### What the exercise asks:
If a line below contains the string "ändern", copy it out.

***** Records to use *****

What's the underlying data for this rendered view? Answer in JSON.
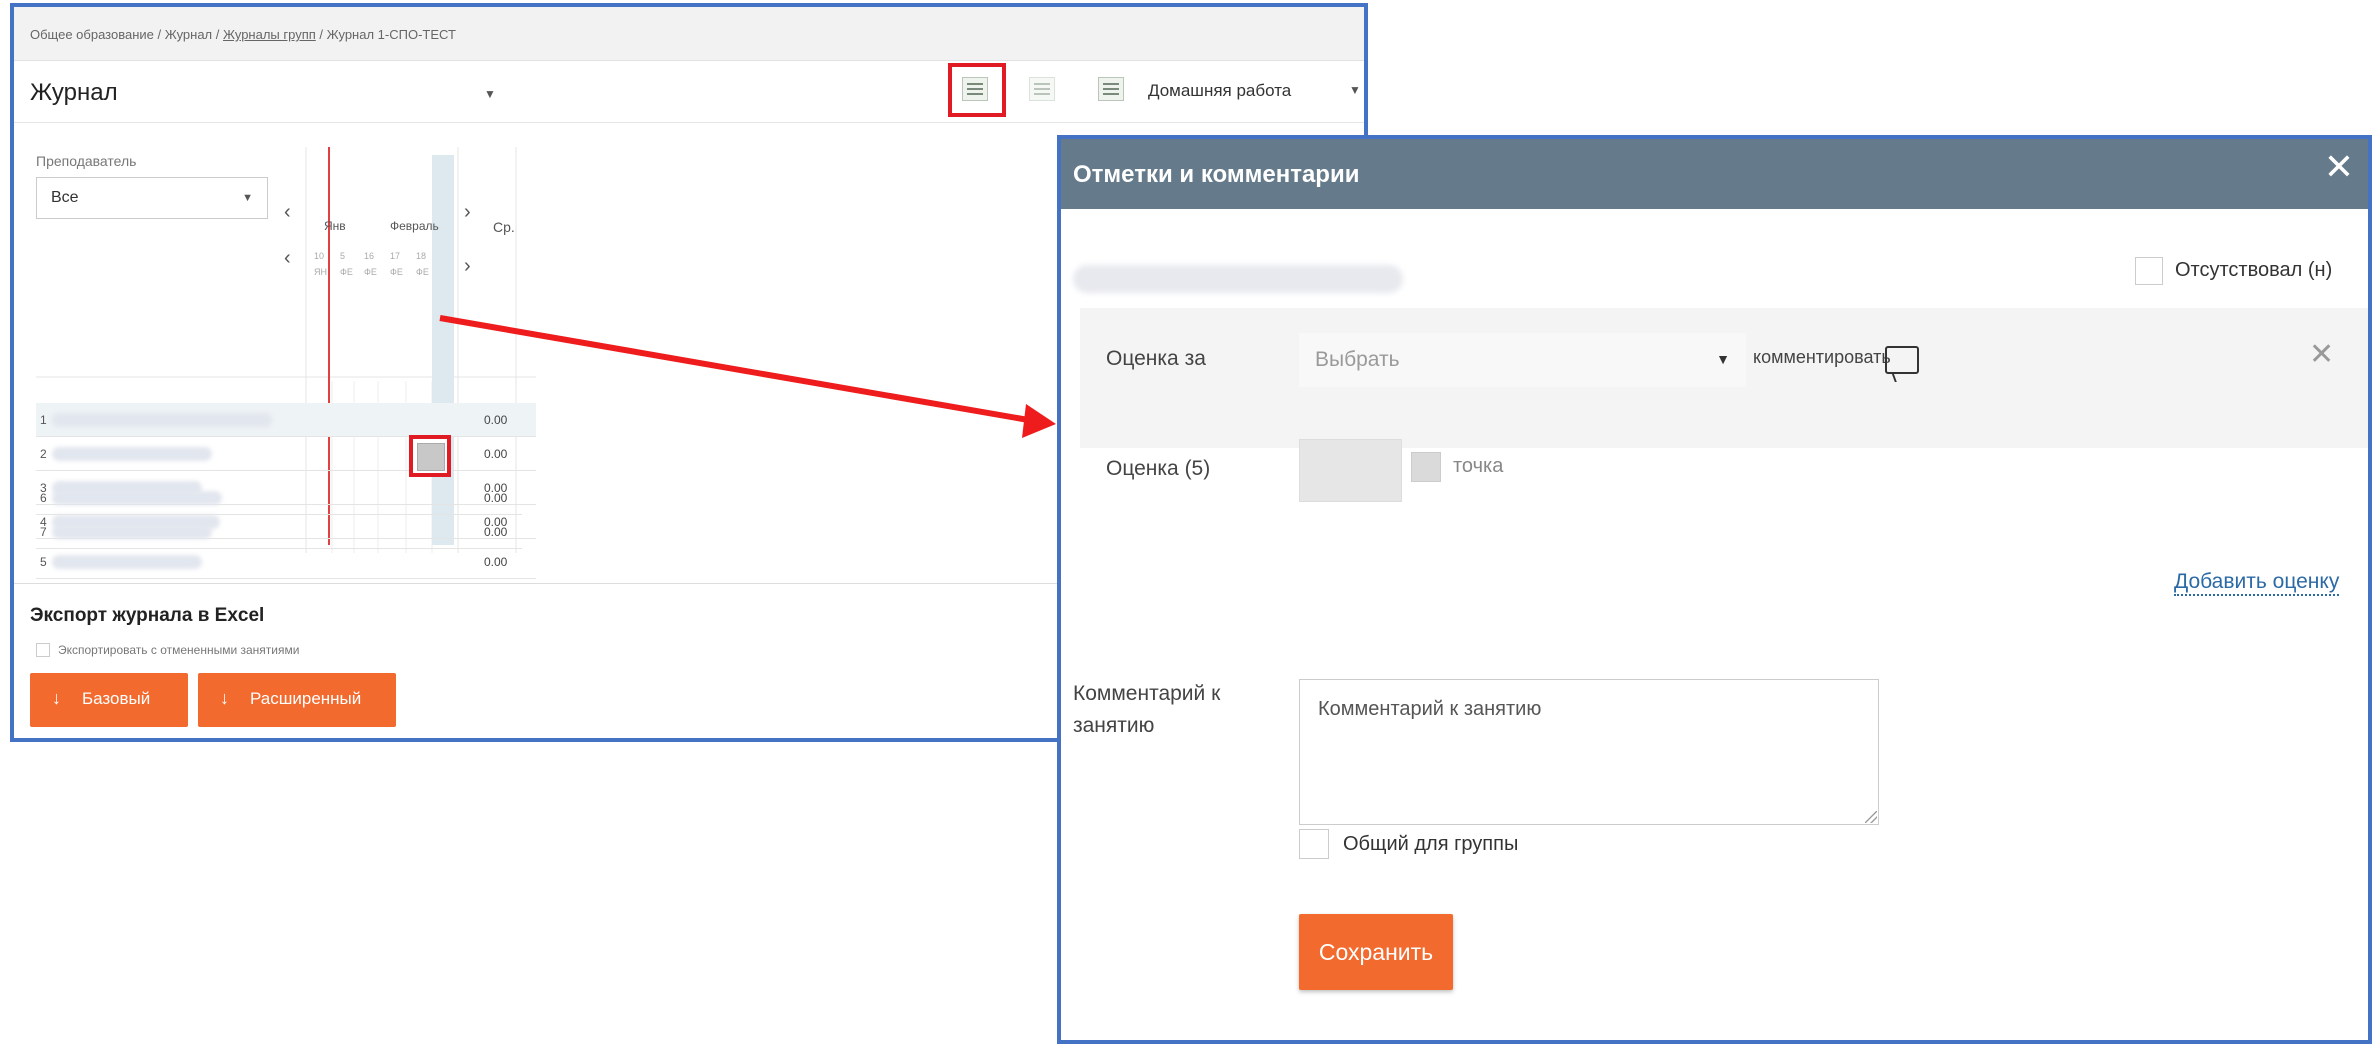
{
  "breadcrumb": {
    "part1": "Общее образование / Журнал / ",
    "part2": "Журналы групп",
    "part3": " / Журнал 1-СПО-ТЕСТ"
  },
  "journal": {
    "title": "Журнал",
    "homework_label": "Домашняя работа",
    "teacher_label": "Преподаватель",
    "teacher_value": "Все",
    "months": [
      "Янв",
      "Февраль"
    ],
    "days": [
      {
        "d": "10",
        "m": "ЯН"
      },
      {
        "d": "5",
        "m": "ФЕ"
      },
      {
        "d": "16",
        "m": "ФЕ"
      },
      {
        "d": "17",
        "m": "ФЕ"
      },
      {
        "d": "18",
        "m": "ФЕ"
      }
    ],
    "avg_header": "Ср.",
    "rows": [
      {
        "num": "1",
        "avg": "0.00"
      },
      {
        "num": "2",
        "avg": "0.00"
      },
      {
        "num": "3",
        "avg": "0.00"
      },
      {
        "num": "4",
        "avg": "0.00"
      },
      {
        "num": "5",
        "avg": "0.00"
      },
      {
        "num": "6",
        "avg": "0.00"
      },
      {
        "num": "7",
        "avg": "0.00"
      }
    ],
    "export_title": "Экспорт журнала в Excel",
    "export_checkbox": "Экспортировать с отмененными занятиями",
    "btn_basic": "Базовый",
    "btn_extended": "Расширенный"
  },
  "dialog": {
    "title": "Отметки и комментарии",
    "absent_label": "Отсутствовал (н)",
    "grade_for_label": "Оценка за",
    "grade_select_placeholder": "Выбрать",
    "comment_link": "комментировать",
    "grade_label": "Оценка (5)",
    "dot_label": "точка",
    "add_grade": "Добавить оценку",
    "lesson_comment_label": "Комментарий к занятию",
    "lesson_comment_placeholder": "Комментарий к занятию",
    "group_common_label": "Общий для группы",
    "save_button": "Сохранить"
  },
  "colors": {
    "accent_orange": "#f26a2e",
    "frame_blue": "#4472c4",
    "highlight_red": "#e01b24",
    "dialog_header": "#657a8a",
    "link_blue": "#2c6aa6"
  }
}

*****
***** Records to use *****

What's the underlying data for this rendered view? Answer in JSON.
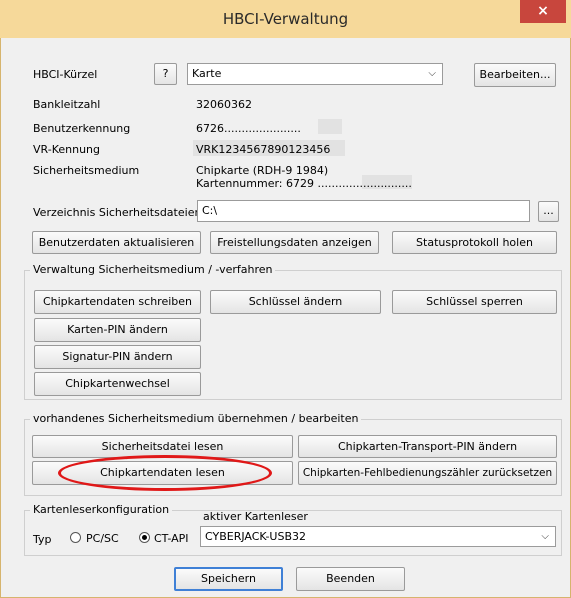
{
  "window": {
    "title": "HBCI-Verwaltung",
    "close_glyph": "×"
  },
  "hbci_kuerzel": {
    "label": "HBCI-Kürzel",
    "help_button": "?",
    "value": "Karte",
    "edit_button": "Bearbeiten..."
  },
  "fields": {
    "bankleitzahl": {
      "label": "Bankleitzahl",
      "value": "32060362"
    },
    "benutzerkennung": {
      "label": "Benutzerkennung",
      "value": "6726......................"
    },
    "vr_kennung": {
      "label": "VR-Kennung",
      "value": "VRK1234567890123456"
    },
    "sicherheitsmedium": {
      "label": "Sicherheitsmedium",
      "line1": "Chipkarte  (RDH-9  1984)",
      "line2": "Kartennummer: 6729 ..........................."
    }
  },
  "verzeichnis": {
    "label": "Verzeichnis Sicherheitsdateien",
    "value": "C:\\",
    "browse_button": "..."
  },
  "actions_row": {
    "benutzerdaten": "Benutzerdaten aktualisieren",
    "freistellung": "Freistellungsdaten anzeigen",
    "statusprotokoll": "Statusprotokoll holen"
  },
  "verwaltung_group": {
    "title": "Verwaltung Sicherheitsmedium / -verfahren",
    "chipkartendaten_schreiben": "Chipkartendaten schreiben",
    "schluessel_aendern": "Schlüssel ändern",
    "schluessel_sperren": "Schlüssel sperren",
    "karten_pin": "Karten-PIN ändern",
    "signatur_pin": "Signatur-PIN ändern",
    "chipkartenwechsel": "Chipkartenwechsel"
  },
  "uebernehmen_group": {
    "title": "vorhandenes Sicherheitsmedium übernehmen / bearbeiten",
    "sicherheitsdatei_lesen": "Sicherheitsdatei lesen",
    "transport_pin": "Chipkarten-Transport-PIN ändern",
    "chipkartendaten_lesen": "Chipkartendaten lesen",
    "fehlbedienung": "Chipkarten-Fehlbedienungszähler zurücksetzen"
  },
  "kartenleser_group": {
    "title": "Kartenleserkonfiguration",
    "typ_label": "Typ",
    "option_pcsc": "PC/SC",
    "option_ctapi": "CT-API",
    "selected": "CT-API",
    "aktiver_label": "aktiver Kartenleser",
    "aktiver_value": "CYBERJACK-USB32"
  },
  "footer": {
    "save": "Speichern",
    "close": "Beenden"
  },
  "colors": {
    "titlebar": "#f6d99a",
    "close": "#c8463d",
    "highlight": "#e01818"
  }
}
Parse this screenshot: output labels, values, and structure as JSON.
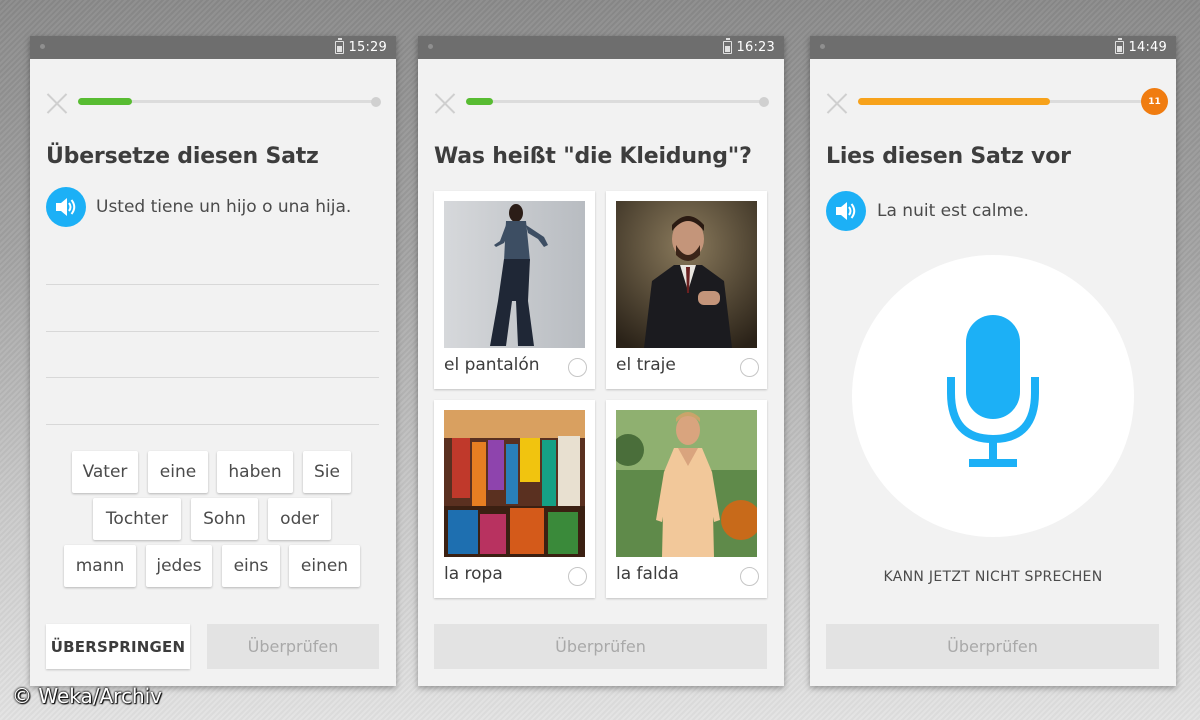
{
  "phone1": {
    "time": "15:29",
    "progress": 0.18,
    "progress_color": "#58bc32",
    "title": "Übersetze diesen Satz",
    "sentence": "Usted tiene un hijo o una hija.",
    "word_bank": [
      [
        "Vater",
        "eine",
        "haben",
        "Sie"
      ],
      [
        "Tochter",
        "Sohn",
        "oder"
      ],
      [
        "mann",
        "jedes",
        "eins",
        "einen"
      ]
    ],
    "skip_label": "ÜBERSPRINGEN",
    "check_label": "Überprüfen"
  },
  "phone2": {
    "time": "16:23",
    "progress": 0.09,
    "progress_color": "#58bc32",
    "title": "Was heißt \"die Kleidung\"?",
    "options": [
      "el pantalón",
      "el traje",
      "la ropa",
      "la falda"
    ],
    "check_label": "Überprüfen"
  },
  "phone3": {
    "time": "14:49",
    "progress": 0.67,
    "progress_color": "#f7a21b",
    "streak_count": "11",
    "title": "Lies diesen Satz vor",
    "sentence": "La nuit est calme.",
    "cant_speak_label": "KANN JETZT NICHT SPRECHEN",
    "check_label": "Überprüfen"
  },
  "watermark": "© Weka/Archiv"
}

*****

### Exercise solution:
    "schluessel_aendern": "Schlüssel ändern",
    "karten_pin": "Karten-PIN ändern",
    "signatur_pin": "Signatur-PIN ändern",
    "transport_pin": "Chipkarten-Transport-PIN ändern",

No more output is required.